- Task brief -
What lines of the material below include the string "arrow"? Copy all of them.

^^^^^^^^

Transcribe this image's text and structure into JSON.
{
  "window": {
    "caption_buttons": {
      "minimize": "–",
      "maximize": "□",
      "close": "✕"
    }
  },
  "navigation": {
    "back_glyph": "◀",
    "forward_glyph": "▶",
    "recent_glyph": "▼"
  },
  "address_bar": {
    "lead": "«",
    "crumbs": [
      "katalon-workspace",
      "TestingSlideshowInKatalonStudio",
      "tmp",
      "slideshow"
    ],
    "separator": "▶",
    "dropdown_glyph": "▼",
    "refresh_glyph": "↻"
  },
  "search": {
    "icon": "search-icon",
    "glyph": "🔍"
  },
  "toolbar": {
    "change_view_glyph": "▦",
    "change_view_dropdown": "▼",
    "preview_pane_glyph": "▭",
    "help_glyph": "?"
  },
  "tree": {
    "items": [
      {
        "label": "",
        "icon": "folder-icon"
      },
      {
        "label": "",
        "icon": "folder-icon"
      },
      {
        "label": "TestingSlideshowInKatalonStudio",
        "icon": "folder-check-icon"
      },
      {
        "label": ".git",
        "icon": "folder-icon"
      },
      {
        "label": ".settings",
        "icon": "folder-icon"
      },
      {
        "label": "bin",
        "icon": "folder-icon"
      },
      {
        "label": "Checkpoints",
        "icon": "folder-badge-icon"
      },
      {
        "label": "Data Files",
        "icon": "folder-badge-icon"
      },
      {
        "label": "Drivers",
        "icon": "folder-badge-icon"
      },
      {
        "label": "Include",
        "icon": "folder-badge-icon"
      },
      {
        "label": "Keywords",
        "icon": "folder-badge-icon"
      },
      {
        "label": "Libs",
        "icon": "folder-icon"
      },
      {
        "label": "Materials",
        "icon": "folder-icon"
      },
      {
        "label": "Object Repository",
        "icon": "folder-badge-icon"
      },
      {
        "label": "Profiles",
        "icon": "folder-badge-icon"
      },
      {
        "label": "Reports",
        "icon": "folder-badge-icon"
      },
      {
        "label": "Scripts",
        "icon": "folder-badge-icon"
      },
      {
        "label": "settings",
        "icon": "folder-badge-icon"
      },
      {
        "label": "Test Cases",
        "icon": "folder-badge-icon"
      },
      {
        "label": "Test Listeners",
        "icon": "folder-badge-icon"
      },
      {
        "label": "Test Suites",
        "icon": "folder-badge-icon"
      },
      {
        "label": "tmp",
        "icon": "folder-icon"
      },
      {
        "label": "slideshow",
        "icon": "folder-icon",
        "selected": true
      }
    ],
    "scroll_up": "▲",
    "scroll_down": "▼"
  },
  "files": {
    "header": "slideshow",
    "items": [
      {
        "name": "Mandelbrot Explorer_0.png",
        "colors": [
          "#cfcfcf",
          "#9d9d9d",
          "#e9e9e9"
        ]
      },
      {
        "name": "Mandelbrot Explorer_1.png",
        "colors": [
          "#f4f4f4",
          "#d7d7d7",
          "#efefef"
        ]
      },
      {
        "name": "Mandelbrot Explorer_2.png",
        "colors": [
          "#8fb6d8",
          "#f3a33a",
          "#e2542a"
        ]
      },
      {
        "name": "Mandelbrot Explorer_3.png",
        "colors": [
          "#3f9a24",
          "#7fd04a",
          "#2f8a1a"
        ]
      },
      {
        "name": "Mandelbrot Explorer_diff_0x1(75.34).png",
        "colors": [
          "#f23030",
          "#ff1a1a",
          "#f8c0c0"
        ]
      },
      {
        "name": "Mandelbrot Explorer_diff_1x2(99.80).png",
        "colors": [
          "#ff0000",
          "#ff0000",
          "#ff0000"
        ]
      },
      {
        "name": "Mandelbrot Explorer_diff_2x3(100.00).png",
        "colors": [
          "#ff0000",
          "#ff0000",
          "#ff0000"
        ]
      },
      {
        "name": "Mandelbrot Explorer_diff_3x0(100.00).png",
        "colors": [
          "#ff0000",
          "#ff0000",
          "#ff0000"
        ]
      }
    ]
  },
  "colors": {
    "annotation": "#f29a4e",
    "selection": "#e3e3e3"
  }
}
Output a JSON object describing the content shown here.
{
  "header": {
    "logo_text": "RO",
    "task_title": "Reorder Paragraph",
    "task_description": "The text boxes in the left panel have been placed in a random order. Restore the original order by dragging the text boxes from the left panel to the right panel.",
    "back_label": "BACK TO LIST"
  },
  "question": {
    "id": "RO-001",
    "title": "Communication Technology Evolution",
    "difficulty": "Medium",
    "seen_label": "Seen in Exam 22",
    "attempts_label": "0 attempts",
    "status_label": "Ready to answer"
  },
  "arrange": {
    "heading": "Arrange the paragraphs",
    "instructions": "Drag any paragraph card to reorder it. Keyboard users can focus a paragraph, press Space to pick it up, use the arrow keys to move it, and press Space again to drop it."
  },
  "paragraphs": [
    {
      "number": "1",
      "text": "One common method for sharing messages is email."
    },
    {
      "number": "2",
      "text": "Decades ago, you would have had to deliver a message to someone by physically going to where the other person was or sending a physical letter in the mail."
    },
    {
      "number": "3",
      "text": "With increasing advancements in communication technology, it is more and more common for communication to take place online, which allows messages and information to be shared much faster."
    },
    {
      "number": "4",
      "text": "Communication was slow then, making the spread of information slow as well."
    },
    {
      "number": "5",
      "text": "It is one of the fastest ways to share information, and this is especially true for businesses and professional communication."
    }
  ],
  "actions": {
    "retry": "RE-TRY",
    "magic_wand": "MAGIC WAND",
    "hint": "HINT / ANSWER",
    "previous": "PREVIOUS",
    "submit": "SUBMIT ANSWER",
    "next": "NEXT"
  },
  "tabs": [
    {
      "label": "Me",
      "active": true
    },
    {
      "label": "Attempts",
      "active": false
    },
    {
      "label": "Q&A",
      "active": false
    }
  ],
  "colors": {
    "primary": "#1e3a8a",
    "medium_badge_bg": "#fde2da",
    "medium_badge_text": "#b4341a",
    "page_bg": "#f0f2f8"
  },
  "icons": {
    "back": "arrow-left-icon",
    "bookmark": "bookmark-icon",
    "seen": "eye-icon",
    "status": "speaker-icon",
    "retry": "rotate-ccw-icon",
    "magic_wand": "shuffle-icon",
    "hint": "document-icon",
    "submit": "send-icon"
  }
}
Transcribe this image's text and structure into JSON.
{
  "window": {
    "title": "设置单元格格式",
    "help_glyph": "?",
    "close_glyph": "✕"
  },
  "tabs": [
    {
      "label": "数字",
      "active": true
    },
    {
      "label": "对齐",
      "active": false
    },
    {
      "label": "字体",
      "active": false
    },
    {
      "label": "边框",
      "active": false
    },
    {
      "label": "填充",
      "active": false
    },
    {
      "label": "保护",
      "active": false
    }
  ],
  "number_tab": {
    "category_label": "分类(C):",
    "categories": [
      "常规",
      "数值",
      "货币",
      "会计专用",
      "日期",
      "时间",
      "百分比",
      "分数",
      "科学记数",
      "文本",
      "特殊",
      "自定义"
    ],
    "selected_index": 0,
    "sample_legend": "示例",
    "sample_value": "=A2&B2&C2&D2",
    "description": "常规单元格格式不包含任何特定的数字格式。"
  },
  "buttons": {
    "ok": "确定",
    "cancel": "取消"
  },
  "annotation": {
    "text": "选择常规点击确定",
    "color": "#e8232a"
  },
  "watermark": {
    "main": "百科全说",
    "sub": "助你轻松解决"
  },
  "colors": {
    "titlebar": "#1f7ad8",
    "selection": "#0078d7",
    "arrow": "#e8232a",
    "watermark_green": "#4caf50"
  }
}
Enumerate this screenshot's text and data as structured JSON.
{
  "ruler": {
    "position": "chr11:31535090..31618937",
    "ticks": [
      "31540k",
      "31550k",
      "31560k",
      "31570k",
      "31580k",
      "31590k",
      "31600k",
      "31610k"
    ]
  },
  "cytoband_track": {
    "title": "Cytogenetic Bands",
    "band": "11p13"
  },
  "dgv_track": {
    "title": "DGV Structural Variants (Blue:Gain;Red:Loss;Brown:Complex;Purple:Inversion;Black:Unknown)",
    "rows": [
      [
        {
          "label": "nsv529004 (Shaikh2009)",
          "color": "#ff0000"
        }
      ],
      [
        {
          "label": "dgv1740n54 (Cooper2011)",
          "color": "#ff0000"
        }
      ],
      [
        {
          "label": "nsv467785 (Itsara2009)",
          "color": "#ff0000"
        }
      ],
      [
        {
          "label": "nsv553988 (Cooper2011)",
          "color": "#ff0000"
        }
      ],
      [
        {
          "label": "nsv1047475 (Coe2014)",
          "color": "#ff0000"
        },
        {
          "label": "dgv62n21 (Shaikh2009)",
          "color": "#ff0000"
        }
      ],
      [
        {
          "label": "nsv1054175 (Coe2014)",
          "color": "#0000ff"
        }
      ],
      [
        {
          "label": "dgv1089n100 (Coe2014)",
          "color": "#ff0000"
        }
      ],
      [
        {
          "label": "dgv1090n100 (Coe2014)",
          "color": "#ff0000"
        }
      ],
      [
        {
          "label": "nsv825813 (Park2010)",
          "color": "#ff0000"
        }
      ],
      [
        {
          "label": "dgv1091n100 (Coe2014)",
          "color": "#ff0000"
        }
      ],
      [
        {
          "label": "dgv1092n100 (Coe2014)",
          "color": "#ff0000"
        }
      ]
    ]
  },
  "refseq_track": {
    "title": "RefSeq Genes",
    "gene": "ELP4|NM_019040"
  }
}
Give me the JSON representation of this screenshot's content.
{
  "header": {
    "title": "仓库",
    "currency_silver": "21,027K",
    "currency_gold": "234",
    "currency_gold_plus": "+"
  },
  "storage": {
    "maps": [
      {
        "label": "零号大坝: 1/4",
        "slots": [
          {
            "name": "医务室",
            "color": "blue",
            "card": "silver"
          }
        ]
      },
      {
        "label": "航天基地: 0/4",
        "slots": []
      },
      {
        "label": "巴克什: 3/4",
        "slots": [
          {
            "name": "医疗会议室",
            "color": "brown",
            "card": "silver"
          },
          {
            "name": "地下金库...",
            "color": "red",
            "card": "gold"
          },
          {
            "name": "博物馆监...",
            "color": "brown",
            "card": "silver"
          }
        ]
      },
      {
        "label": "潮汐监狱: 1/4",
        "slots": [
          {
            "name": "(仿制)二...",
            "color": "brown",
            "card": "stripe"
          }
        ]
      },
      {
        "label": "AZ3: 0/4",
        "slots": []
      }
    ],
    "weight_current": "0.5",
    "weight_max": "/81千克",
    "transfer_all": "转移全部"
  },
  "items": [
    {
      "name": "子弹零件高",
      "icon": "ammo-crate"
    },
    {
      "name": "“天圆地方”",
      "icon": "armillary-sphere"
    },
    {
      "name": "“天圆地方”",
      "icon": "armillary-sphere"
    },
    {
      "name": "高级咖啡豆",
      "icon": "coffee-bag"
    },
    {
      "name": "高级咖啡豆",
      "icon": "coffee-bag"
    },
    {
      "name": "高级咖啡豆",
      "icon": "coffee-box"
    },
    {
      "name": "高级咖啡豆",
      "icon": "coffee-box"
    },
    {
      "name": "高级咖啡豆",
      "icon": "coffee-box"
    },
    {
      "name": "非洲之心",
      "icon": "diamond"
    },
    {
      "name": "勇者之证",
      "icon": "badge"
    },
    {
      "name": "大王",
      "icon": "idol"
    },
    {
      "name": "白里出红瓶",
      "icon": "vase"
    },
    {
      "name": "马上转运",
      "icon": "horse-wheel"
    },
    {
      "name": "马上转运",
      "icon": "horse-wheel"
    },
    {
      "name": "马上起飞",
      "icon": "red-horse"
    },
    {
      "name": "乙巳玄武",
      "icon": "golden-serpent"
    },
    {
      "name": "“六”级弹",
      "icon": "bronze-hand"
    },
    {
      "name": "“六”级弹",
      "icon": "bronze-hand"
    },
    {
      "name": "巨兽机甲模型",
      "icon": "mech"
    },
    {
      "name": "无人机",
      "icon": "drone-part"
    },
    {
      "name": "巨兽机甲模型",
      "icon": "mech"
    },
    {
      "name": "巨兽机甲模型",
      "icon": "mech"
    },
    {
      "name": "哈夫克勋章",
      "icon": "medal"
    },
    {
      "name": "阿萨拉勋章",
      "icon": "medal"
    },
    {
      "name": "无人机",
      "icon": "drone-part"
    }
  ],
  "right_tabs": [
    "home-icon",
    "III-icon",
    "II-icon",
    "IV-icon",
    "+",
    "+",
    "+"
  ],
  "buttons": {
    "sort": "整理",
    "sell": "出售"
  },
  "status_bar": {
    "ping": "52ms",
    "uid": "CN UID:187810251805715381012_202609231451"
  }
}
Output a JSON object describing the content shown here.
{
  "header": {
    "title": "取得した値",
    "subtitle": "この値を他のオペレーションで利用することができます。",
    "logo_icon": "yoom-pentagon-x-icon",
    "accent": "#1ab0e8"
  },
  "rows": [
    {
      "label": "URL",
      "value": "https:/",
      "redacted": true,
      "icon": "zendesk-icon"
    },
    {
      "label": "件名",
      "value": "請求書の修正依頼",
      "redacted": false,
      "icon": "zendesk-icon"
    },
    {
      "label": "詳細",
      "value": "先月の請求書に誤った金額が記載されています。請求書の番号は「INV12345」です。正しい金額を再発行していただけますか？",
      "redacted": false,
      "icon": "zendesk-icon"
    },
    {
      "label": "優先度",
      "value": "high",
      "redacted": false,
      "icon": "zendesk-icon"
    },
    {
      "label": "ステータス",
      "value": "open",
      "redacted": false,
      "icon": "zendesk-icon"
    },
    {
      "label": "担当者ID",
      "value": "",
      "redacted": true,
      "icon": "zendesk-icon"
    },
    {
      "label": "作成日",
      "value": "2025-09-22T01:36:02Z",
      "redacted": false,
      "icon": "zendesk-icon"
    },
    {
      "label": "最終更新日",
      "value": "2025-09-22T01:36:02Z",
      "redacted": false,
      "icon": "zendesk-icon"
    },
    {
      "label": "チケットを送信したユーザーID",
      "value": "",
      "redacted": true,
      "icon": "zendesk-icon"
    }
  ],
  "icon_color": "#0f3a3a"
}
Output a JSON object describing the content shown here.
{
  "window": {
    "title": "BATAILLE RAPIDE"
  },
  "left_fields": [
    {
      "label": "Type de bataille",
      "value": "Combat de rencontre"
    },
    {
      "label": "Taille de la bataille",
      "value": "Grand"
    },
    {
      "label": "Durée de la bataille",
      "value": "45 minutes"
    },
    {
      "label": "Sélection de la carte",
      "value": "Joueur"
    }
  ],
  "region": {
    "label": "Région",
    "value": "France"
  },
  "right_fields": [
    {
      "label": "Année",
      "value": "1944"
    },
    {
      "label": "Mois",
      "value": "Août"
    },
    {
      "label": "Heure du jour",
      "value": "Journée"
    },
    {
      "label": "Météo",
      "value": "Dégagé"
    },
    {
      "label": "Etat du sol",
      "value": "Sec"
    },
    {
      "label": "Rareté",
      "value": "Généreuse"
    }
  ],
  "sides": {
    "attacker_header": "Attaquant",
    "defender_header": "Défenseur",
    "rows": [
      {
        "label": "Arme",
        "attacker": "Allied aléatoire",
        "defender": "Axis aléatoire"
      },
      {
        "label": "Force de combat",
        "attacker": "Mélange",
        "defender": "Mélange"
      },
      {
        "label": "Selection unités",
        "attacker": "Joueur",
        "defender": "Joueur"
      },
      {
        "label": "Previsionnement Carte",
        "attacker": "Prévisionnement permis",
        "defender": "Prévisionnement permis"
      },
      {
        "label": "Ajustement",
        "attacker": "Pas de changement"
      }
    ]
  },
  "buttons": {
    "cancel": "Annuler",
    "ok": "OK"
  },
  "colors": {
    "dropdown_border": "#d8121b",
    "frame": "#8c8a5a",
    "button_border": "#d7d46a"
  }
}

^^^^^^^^

- Solution to this exercise -
    "instructions": "Drag any paragraph card to reorder it. Keyboard users can focus a paragraph, press Space to pick it up, use the arrow keys to move it, and press Space again to drop it."
    "back": "arrow-left-icon",
    "arrow": "#e8232a",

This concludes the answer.